Complaints about economics quickly gave way to other quality-of-life issues. Scheduling is a consistent problem; it’s inconsistent and we often don’t know our schedule until a day or two before the start of the work week. Communication between management and staff has also been a longtime issue; it’s unprofessional, passive aggressive, and unclear. All of these issues—along with sexual harassment, denial of breaks, and prevalence of substance abuse—are endemic to the restaurant industry. I floated the idea of a union, and it quickly gained traction.
Collective Action Works!
My coworkers and I met every Monday for several months, talking about what we loved about our workplace and what we desperately wanted to change. We griped about what the bosses had said or not said, done or not done that week. We commiserated about how drawn out the process of moving into the new restaurant had become, and how little information we were getting about it. We were joined by Ben, an organizer for a small, democratic, and militant union called Restaurant Workers United (RWU)–he’s been a great resource for us.
In January, we sent a small delegation to our bosses requesting financial aid for a handful of our coworkers who were acutely struggling as the transition wore on. We didn’t get everything we asked for, but we got most of it (though not without a lecture from ownership on personal responsibility and admonishment for not seeking other sources of income, despite their months-earlier plea for us to not do so). We showed each other that collective action works.
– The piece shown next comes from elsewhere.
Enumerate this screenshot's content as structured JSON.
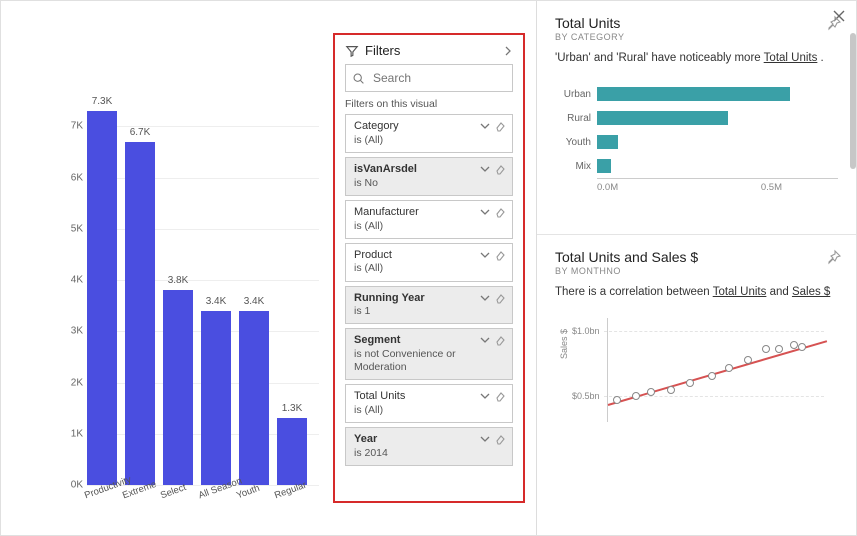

We had much-needed money in our pockets we otherwise wouldn’t.
Our weekly organizing meetings were regularly attended by 8-10 out of 12 workers. We had a strong majority, but—given the strange limbo we were in, waiting for a physical restaurant to work in—we had to wait for the right moment to go public with our union effort. That moment came in mid-April, when we were sure we’d be working in the new space in a matter of weeks. We drafted a letter, signed by 11 out of 12 workers, asking our bosses for voluntary recognition of our union with RWU. A day and a half later, we had a response: ownership would voluntarily recognize our union.
In the month since our victory, we’ve been busier than ever. We’ve opened a new, enormous restaurant; we’re working full time again; and our staff has more than doubled, so we’re working hard to organize the new hires (several have already signed union cards).
Demanding Better Working Conditions
We’re looking forward to sitting down at the negotiating table soon to hammer out our first contract, hoping to set a strong standard for an industry that has long left workers languishing in this country. We’re seeking consistent scheduling, fair and coherent disciplinary practices (such as just-cause firings and a clear grievance process), wage transparency and tipping equity, and more.
We hope to inspire other restaurant workers in Seattle and beyond. If service industry workers organize together across shops, we can do so much more than win better individual workplaces. We can win a better quality of life for all workers in the industry by organizing campaigns to end the sub-minimum wage for tipped workers, set better standards for healthcare and paid time off, and more.
Reach Out for Support
If you or anyone you know works in a restaurant and wants to turn the industry on its head, send them my way. Talk with your coworkers. Find out what they need, what injustices they’re enduring, and help each other turn away from agonizing and toward organizing. Join our union. We’re just getting started.